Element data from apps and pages
######

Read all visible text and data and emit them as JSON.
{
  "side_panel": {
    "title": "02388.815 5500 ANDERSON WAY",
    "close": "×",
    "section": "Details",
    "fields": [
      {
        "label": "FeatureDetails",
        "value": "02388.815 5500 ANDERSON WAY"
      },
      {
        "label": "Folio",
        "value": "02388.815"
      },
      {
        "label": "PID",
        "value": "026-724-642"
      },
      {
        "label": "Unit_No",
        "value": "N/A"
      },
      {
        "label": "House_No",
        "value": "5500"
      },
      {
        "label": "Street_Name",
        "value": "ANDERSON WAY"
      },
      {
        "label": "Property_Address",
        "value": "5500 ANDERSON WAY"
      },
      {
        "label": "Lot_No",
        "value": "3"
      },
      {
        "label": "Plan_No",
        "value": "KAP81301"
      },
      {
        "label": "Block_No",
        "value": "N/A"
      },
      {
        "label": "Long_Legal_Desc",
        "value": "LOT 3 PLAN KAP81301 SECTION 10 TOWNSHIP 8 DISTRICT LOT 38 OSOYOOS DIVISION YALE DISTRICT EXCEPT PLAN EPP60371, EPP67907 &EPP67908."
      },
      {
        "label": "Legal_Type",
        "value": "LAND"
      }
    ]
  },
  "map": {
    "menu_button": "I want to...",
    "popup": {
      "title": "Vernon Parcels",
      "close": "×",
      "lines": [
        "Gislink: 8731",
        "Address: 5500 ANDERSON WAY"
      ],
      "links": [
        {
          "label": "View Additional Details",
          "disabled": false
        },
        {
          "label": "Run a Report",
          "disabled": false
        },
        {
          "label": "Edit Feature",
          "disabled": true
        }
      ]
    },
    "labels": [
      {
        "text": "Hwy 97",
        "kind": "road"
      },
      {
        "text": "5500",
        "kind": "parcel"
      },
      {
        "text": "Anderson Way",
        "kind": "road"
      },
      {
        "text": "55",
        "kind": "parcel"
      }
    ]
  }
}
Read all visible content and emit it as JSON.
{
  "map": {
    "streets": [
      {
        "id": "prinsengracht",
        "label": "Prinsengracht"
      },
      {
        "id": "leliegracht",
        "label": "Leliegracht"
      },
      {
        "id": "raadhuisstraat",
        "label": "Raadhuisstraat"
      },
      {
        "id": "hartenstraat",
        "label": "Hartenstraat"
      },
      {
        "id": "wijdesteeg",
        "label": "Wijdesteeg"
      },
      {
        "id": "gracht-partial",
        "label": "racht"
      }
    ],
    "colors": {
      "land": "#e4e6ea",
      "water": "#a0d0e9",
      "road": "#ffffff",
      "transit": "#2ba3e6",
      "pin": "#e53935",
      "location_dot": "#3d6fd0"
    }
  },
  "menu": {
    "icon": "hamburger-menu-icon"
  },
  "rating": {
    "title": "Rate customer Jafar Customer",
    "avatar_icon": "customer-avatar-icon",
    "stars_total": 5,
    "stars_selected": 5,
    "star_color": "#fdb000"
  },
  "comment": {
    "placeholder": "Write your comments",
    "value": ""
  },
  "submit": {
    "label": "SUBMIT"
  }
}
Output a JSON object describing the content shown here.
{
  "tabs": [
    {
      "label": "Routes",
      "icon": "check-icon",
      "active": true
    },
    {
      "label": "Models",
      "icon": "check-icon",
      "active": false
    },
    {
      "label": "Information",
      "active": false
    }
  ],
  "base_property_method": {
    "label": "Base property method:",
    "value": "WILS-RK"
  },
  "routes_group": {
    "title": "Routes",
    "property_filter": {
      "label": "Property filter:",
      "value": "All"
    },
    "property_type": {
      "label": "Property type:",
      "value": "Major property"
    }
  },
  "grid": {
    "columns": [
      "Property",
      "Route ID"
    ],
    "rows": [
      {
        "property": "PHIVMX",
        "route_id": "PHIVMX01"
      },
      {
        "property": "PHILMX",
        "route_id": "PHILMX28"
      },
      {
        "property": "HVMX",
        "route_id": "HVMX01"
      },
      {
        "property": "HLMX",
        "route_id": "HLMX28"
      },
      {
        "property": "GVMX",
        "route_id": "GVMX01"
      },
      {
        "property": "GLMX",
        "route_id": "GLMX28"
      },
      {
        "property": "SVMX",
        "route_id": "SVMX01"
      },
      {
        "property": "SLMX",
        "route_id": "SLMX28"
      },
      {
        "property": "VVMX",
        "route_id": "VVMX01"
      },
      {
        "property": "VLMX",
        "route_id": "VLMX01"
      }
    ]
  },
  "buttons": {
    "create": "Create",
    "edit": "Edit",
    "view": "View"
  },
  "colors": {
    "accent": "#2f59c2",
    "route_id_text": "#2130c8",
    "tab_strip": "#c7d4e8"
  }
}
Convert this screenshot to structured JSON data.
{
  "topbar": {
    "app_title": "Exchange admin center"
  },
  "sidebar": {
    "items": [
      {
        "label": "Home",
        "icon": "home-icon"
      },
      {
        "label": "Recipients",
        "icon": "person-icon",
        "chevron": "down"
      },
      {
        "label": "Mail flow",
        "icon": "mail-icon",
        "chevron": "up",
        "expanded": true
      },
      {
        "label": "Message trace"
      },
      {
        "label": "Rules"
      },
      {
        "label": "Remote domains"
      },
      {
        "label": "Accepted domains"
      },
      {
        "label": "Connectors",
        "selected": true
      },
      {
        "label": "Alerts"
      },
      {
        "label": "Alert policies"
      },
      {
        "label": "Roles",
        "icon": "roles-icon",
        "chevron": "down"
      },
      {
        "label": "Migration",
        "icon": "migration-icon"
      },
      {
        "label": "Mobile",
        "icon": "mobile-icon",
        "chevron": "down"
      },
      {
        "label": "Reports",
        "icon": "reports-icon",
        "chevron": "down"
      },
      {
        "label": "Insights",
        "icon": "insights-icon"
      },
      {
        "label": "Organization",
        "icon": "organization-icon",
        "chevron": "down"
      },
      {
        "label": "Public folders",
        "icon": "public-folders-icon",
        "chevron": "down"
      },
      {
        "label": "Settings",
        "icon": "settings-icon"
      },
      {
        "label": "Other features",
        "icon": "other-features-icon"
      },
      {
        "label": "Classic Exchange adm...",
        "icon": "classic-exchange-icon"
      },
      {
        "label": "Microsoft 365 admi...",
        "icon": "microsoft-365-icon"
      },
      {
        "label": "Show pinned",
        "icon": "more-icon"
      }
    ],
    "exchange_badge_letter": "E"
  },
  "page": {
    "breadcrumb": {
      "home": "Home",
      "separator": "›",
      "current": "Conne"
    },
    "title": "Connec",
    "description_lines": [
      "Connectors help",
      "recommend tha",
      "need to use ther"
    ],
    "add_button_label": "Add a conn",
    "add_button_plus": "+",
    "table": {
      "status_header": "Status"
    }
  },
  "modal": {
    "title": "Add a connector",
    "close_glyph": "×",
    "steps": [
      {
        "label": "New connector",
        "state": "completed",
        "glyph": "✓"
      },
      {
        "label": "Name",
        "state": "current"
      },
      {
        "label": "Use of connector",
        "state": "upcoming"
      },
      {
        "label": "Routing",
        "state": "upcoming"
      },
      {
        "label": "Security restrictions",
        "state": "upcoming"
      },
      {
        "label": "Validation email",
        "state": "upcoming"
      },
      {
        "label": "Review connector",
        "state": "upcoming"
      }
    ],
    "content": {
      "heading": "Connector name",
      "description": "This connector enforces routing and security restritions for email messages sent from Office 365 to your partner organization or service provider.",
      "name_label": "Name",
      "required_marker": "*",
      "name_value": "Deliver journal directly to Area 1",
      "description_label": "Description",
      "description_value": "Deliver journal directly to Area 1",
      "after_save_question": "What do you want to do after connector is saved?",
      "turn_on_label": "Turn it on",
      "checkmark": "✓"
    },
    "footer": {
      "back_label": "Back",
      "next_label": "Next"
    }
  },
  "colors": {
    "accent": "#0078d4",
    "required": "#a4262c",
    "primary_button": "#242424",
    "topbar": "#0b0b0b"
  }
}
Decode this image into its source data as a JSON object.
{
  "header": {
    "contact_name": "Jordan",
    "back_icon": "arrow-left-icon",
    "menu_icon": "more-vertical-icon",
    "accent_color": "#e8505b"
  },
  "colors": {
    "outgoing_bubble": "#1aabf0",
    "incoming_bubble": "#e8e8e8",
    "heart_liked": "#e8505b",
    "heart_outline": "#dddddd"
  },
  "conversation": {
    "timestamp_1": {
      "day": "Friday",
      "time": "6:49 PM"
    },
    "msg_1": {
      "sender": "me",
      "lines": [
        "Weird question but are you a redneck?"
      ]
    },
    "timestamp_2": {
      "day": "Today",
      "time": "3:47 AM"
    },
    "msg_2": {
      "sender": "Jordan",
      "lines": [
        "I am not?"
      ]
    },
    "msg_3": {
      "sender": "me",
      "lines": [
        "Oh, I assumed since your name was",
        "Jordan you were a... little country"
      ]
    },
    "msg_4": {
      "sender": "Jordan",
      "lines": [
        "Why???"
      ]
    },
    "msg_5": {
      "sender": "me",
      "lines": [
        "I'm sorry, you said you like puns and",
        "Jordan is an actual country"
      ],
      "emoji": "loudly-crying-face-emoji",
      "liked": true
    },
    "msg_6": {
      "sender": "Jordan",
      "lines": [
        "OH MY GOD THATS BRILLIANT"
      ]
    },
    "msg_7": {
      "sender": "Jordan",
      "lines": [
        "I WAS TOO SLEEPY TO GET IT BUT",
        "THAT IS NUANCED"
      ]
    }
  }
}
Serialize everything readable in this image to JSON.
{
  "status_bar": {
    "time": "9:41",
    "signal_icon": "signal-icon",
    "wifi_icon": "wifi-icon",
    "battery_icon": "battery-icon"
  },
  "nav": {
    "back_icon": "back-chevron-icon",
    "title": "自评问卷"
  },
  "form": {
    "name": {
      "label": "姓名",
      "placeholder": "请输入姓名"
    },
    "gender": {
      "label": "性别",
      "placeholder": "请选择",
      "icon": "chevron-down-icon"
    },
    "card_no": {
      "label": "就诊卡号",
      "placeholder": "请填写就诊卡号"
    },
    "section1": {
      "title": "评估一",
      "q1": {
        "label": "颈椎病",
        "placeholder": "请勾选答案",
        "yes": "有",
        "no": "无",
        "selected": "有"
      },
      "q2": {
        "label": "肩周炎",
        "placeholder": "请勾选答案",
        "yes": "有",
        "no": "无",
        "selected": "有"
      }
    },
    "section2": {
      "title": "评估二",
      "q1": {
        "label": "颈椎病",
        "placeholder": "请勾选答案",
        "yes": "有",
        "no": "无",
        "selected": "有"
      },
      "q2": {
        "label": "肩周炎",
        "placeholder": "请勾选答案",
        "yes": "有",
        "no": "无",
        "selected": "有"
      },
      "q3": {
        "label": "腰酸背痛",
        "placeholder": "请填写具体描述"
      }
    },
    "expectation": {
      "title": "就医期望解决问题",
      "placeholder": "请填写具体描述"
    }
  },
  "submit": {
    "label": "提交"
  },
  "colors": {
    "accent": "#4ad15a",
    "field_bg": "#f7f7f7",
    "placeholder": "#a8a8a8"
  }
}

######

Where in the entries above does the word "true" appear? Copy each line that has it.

          "disabled": true
      "active": true
        "expanded": true
        "selected": true
      "liked": true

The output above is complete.